==== THE RECORDS ====
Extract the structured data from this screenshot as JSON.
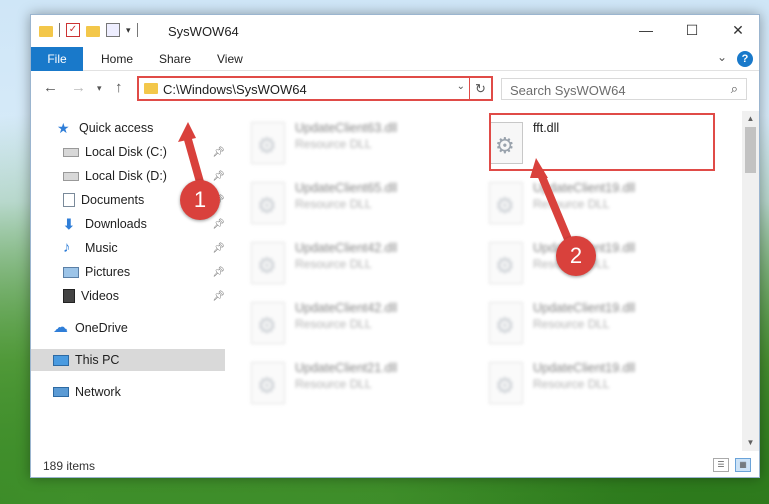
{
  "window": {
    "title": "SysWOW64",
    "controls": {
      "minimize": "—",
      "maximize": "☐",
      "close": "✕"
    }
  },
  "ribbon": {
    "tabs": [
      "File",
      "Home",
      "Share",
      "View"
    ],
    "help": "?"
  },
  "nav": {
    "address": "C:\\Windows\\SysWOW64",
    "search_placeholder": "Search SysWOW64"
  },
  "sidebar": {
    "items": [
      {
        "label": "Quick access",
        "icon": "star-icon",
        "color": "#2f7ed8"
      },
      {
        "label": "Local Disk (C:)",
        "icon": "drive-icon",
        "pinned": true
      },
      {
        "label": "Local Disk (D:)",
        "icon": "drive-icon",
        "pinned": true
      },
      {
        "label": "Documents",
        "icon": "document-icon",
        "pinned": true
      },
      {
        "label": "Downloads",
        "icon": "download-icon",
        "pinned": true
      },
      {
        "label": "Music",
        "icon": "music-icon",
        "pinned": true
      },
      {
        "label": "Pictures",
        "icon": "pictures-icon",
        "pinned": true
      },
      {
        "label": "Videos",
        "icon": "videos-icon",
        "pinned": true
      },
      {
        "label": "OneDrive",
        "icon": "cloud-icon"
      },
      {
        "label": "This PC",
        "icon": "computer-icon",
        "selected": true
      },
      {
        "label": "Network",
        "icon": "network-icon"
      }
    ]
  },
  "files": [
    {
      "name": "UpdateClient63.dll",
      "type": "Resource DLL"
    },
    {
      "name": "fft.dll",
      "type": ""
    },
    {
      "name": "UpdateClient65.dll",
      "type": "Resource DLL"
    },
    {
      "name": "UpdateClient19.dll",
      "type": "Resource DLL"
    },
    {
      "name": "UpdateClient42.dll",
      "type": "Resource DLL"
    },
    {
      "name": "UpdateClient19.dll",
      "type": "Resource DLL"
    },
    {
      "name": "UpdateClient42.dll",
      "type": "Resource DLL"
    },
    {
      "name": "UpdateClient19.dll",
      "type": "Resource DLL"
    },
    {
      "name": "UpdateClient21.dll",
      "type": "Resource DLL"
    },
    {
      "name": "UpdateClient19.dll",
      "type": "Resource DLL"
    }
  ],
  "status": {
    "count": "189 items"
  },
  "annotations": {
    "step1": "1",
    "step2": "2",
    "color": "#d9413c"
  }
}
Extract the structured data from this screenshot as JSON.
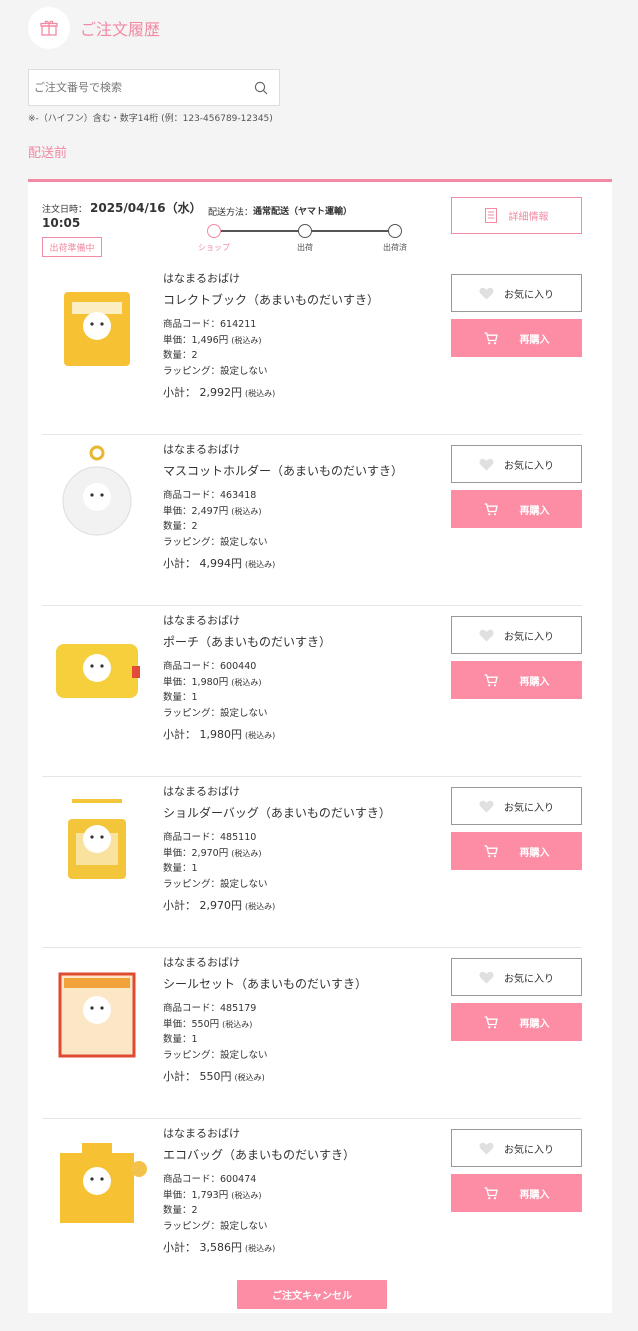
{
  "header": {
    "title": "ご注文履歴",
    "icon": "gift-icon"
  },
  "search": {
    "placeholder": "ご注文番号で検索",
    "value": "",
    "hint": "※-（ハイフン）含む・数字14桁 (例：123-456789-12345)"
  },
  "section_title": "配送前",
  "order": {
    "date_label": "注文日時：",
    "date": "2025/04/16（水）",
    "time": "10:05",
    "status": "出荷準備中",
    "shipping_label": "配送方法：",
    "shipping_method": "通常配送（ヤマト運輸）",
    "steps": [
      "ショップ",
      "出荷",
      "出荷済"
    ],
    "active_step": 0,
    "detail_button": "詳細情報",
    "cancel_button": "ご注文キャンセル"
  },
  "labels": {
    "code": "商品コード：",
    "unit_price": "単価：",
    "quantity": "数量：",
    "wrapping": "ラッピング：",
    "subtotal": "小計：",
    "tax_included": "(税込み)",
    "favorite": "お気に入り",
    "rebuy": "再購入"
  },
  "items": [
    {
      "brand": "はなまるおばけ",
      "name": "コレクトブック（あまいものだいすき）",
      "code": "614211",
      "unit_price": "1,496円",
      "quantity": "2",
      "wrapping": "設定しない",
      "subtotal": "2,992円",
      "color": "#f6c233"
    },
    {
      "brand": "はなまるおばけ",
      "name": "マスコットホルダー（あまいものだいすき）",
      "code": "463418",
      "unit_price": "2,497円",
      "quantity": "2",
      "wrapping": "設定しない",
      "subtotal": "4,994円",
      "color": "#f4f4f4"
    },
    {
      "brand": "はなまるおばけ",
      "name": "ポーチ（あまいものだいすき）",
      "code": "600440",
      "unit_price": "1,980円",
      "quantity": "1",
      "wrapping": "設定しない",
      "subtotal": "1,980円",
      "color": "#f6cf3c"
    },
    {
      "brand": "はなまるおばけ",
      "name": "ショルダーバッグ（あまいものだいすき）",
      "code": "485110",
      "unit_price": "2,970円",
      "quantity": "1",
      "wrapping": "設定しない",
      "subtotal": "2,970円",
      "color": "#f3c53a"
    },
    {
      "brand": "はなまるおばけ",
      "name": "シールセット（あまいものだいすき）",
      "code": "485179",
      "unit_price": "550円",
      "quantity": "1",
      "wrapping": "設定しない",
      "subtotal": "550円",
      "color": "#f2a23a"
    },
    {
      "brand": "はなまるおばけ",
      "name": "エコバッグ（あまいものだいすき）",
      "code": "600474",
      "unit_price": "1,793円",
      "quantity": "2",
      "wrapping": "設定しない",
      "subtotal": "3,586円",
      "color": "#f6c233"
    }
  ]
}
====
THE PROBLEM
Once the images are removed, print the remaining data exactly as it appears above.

FINISHED TASK
Extract the structured data from this screenshot as JSON.
{
  "window": {
    "title": "SysWOW64",
    "controls": {
      "minimize": "—",
      "maximize": "☐",
      "close": "✕"
    }
  },
  "ribbon": {
    "tabs": [
      "File",
      "Home",
      "Share",
      "View"
    ],
    "help": "?"
  },
  "nav": {
    "address": "C:\\Windows\\SysWOW64",
    "search_placeholder": "Search SysWOW64"
  },
  "sidebar": {
    "items": [
      {
        "label": "Quick access",
        "icon": "star-icon",
        "color": "#2f7ed8"
      },
      {
        "label": "Local Disk (C:)",
        "icon": "drive-icon",
        "pinned": true
      },
      {
        "label": "Local Disk (D:)",
        "icon": "drive-icon",
        "pinned": true
      },
      {
        "label": "Documents",
        "icon": "document-icon",
        "pinned": true
      },
      {
        "label": "Downloads",
        "icon": "download-icon",
        "pinned": true
      },
      {
        "label": "Music",
        "icon": "music-icon",
        "pinned": true
      },
      {
        "label": "Pictures",
        "icon": "pictures-icon",
        "pinned": true
      },
      {
        "label": "Videos",
        "icon": "videos-icon",
        "pinned": true
      },
      {
        "label": "OneDrive",
        "icon": "cloud-icon"
      },
      {
        "label": "This PC",
        "icon": "computer-icon",
        "selected": true
      },
      {
        "label": "Network",
        "icon": "network-icon"
      }
    ]
  },
  "files": [
    {
      "name": "UpdateClient63.dll",
      "type": "Resource DLL"
    },
    {
      "name": "fft.dll",
      "type": ""
    },
    {
      "name": "UpdateClient65.dll",
      "type": "Resource DLL"
    },
    {
      "name": "UpdateClient19.dll",
      "type": "Resource DLL"
    },
    {
      "name": "UpdateClient42.dll",
      "type": "Resource DLL"
    },
    {
      "name": "UpdateClient19.dll",
      "type": "Resource DLL"
    },
    {
      "name": "UpdateClient42.dll",
      "type": "Resource DLL"
    },
    {
      "name": "UpdateClient19.dll",
      "type": "Resource DLL"
    },
    {
      "name": "UpdateClient21.dll",
      "type": "Resource DLL"
    },
    {
      "name": "UpdateClient19.dll",
      "type": "Resource DLL"
    }
  ],
  "status": {
    "count": "189 items"
  },
  "annotations": {
    "step1": "1",
    "step2": "2",
    "color": "#d9413c"
  }
}
Extract the structured data from this screenshot as JSON.
{
  "header": {
    "title": "ご注文履歴",
    "icon": "gift-icon"
  },
  "search": {
    "placeholder": "ご注文番号で検索",
    "value": "",
    "hint": "※-（ハイフン）含む・数字14桁 (例：123-456789-12345)"
  },
  "section_title": "配送前",
  "order": {
    "date_label": "注文日時：",
    "date": "2025/04/16（水）",
    "time": "10:05",
    "status": "出荷準備中",
    "shipping_label": "配送方法：",
    "shipping_method": "通常配送（ヤマト運輸）",
    "steps": [
      "ショップ",
      "出荷",
      "出荷済"
    ],
    "active_step": 0,
    "detail_button": "詳細情報",
    "cancel_button": "ご注文キャンセル"
  },
  "labels": {
    "code": "商品コード：",
    "unit_price": "単価：",
    "quantity": "数量：",
    "wrapping": "ラッピング：",
    "subtotal": "小計：",
    "tax_included": "(税込み)",
    "favorite": "お気に入り",
    "rebuy": "再購入"
  },
  "items": [
    {
      "brand": "はなまるおばけ",
      "name": "コレクトブック（あまいものだいすき）",
      "code": "614211",
      "unit_price": "1,496円",
      "quantity": "2",
      "wrapping": "設定しない",
      "subtotal": "2,992円",
      "color": "#f6c233"
    },
    {
      "brand": "はなまるおばけ",
      "name": "マスコットホルダー（あまいものだいすき）",
      "code": "463418",
      "unit_price": "2,497円",
      "quantity": "2",
      "wrapping": "設定しない",
      "subtotal": "4,994円",
      "color": "#f4f4f4"
    },
    {
      "brand": "はなまるおばけ",
      "name": "ポーチ（あまいものだいすき）",
      "code": "600440",
      "unit_price": "1,980円",
      "quantity": "1",
      "wrapping": "設定しない",
      "subtotal": "1,980円",
      "color": "#f6cf3c"
    },
    {
      "brand": "はなまるおばけ",
      "name": "ショルダーバッグ（あまいものだいすき）",
      "code": "485110",
      "unit_price": "2,970円",
      "quantity": "1",
      "wrapping": "設定しない",
      "subtotal": "2,970円",
      "color": "#f3c53a"
    },
    {
      "brand": "はなまるおばけ",
      "name": "シールセット（あまいものだいすき）",
      "code": "485179",
      "unit_price": "550円",
      "quantity": "1",
      "wrapping": "設定しない",
      "subtotal": "550円",
      "color": "#f2a23a"
    },
    {
      "brand": "はなまるおばけ",
      "name": "エコバッグ（あまいものだいすき）",
      "code": "600474",
      "unit_price": "1,793円",
      "quantity": "2",
      "wrapping": "設定しない",
      "subtotal": "3,586円",
      "color": "#f6c233"
    }
  ]
}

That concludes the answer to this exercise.